Delhi: An Indian student is all set to begin her PhD
course in Earth Sciences looking at climate change
in the Indus Valley at the University of Cambridge,
after being awarded a prestigious Gates Cambridge
scholarship in recognition of both her academic
achievements and social leadership.
Yama Dixit is one of 90 new scholars starting at the
University later this month. The scholarship
programme was established in 2000 by the Bill &
Melinda Gates Foundation to enable outstanding
graduate students from outside the United Kingdom to
study at the University.
They are awarded on the basis of a person's
intellectual ability, leadership capacity and desire
to use their knowledge to contribute to society.
Yama did not start studying the environment until
her second year of undergraduate studies at Delhi
University (DU) after she revisited the site of her
earliest childhood memories of taking part in the
religious ablutions in the river Ganges at Haridwar.
When she revisited it she found, to her horror, that

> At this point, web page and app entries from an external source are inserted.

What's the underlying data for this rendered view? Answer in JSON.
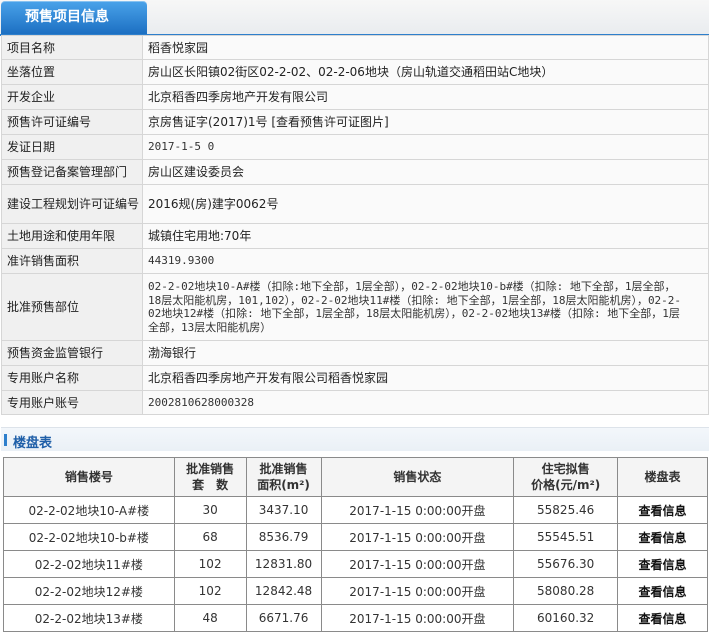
{
  "header": {
    "tab_title": "预售项目信息"
  },
  "info": {
    "rows": [
      {
        "label": "项目名称",
        "value": "稻香悦家园"
      },
      {
        "label": "坐落位置",
        "value": "房山区长阳镇02街区02-2-02、02-2-06地块（房山轨道交通稻田站C地块）"
      },
      {
        "label": "开发企业",
        "value": "北京稻香四季房地产开发有限公司"
      },
      {
        "label": "预售许可证编号",
        "value": "京房售证字(2017)1号",
        "link": "[查看预售许可证图片]"
      },
      {
        "label": "发证日期",
        "value": "2017-1-5 0"
      },
      {
        "label": "预售登记备案管理部门",
        "value": "房山区建设委员会"
      },
      {
        "label": "建设工程规划许可证编号",
        "value": "2016规(房)建字0062号"
      },
      {
        "label": "土地用途和使用年限",
        "value": "城镇住宅用地:70年"
      },
      {
        "label": "准许销售面积",
        "value": "44319.9300"
      },
      {
        "label": "批准预售部位",
        "value": "02-2-02地块10-A#楼（扣除:地下全部，1层全部），02-2-02地块10-b#楼（扣除: 地下全部，1层全部，18层太阳能机房，101,102），02-2-02地块11#楼（扣除: 地下全部，1层全部，18层太阳能机房），02-2-02地块12#楼（扣除: 地下全部，1层全部，18层太阳能机房），02-2-02地块13#楼（扣除: 地下全部，1层全部，13层太阳能机房）"
      },
      {
        "label": "预售资金监管银行",
        "value": "渤海银行"
      },
      {
        "label": "专用账户名称",
        "value": "北京稻香四季房地产开发有限公司稻香悦家园"
      },
      {
        "label": "专用账户账号",
        "value": "2002810628000328"
      }
    ]
  },
  "listing": {
    "title": "楼盘表",
    "headers": {
      "building": "销售楼号",
      "units_1": "批准销售",
      "units_2": "套　数",
      "area_1": "批准销售",
      "area_2": "面积(m²)",
      "status": "销售状态",
      "price_1": "住宅拟售",
      "price_2": "价格(元/m²)",
      "table": "楼盘表"
    },
    "rows": [
      {
        "building": "02-2-02地块10-A#楼",
        "units": "30",
        "area": "3437.10",
        "status": "2017-1-15 0:00:00开盘",
        "price": "55825.46",
        "action": "查看信息"
      },
      {
        "building": "02-2-02地块10-b#楼",
        "units": "68",
        "area": "8536.79",
        "status": "2017-1-15 0:00:00开盘",
        "price": "55545.51",
        "action": "查看信息"
      },
      {
        "building": "02-2-02地块11#楼",
        "units": "102",
        "area": "12831.80",
        "status": "2017-1-15 0:00:00开盘",
        "price": "55676.30",
        "action": "查看信息"
      },
      {
        "building": "02-2-02地块12#楼",
        "units": "102",
        "area": "12842.48",
        "status": "2017-1-15 0:00:00开盘",
        "price": "58080.28",
        "action": "查看信息"
      },
      {
        "building": "02-2-02地块13#楼",
        "units": "48",
        "area": "6671.76",
        "status": "2017-1-15 0:00:00开盘",
        "price": "60160.32",
        "action": "查看信息"
      }
    ]
  }
}
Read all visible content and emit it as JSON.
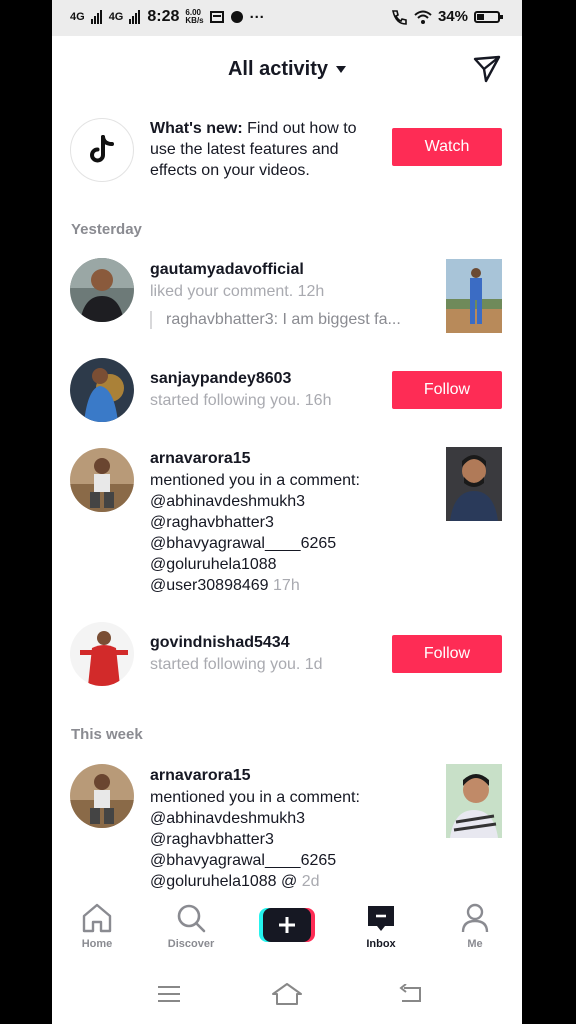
{
  "status_bar": {
    "network_1": "4G",
    "network_2": "4G",
    "time": "8:28",
    "speed_value": "6.00",
    "speed_unit": "KB/s",
    "dots": "···",
    "battery": "34%"
  },
  "header": {
    "title": "All activity"
  },
  "whats_new": {
    "bold": "What's new:",
    "text": "Find out how to use the latest features and effects on your videos.",
    "button": "Watch"
  },
  "sections": {
    "yesterday": "Yesterday",
    "this_week": "This week"
  },
  "notifications": [
    {
      "username": "gautamyadavofficial",
      "action": "liked your comment.",
      "time": "12h",
      "quote": "raghavbhatter3: I am biggest fa..."
    },
    {
      "username": "sanjaypandey8603",
      "action": "started following you.",
      "time": "16h",
      "button": "Follow"
    },
    {
      "username": "arnavarora15",
      "lines": [
        "mentioned you in a comment:",
        "@abhinavdeshmukh3",
        "@raghavbhatter3",
        "@bhavyagrawal____6265",
        "@goluruhela1088",
        "@user30898469"
      ],
      "time": "17h"
    },
    {
      "username": "govindnishad5434",
      "action": "started following you.",
      "time": "1d",
      "button": "Follow"
    },
    {
      "username": "arnavarora15",
      "lines": [
        "mentioned you in a comment:",
        "@abhinavdeshmukh3",
        "@raghavbhatter3",
        "@bhavyagrawal____6265",
        "@goluruhela1088 @"
      ],
      "time": "2d"
    }
  ],
  "tabs": {
    "home": "Home",
    "discover": "Discover",
    "inbox": "Inbox",
    "me": "Me"
  },
  "colors": {
    "accent": "#fe2c55",
    "muted": "#a9aab0"
  }
}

the ecosystem had been absolutely devastated. "In
the place of green hills and shady trees were
squalid houses and shops," she says. What began as a
desire to return things to their "natural state"
developed into an ambition when she visited Vaishno
Devi, another sacred site in the mountains.
Here too, she witnessed destruction in the form of
deforestation. She decided to switch to studying
environmental sciences at Jawaharlal Nehru
At JNU she got a lot of encouragement from one of
her lecturers, Professor V. Rajamani, who supervised
her Masters project. She credits him as being a key
reason for her winning a coveted Junior Research
Fellowship (JRF) in Earth Sciences. This in turn led
to her getting to the second round of interviews for
the prestigious Shyam Prasad Mukherjee scholarship.
Another more personal influence on her academic
career has been her parents. Her father put his
career on hold while her mother completed a PhD in
Sanskrit, despite strong social pressure for her to
discontinue her studies.
At university, Yama, aged 24, became involved in
several extra-curricular projects. At Hansraj
College, Delhi University, she lived in Kamla Nagar
where she and some friends started up some classes
for street children who were forced to work against
"We saw underprivileged kids on the road, making a
living, while we were hanging out," she says. "We
went to their parents and told them the importance
of education and we collected funds from the college
students and saved our pocket money so we could buy
books and stationery for them."
Yama says she loves to teach, particularly people
who do not get the opportunity to learn. At JNU, for
instance, she has been teaching people working in
her departmental canteen. "These people cannot even
calculate their wages and thus they were always
hoodwinked by their employers," she says.
In April, she and some friends formed a Society
called "Think for All" to encourage people to do
voluntary work to help marginalised members of
society. Within JNU she has also been active in
promoting public health and environmental issues.
As councillor of the School of Environmental
Sciences, she arranged cleaning drives, no smoking
campaigns and organised a week-long celebration for
Earth Day involving local schoolchildren in painting
and collage-making competitions on
All of this, a broader outlook made her a perfect
candidate for a Gates Cambridge scholarship, but she
only found out about the programme by surfing the
Yama, who since her early childhood has studied
Kathak dancing, was attracted to the scholarship
because of the University of Cambridge's reputation
and also because she saw it as a great opportunity
to interact with students in various fields from all
over the world.
Her PhD will focus on reconstructing a model for
climate change in the Indus Valley. Using drill
cores from a dried up lake in NW India, she will
seek to reconstruct the local palaeoclimate history
and rainfall patterns of the region occupied by the
Harappan civilisation of 2500-1600 BC.
The sediment which is unearthed will be checked for
elemental and isotopic composition and dated by
radiocarbon. Any changes in the oxygen isotopes of
shell material will be analysed to show monsoon
intensity and the ratio of lake evaporation to rain.
Yama says her study will provide the first record of
palaeoclimate data in NW India for the Holocene
She says: "Our society is increasingly interested in
the consequences of future climate and environmental
change, as well as the role humans have played in
these changes. Human civilisations throughout
history have affected the environment and perhaps
influenced climate through deforestation,
agriculture, urbanisation and industrialisation. My
research on how ancient civilisations affected their
environment and in turn how environmental and
climate change may have influenced cultural
revolution will help us to draft management plans to
avoid the same catastrophic climax for our own
civilisation as that which befell the Harappan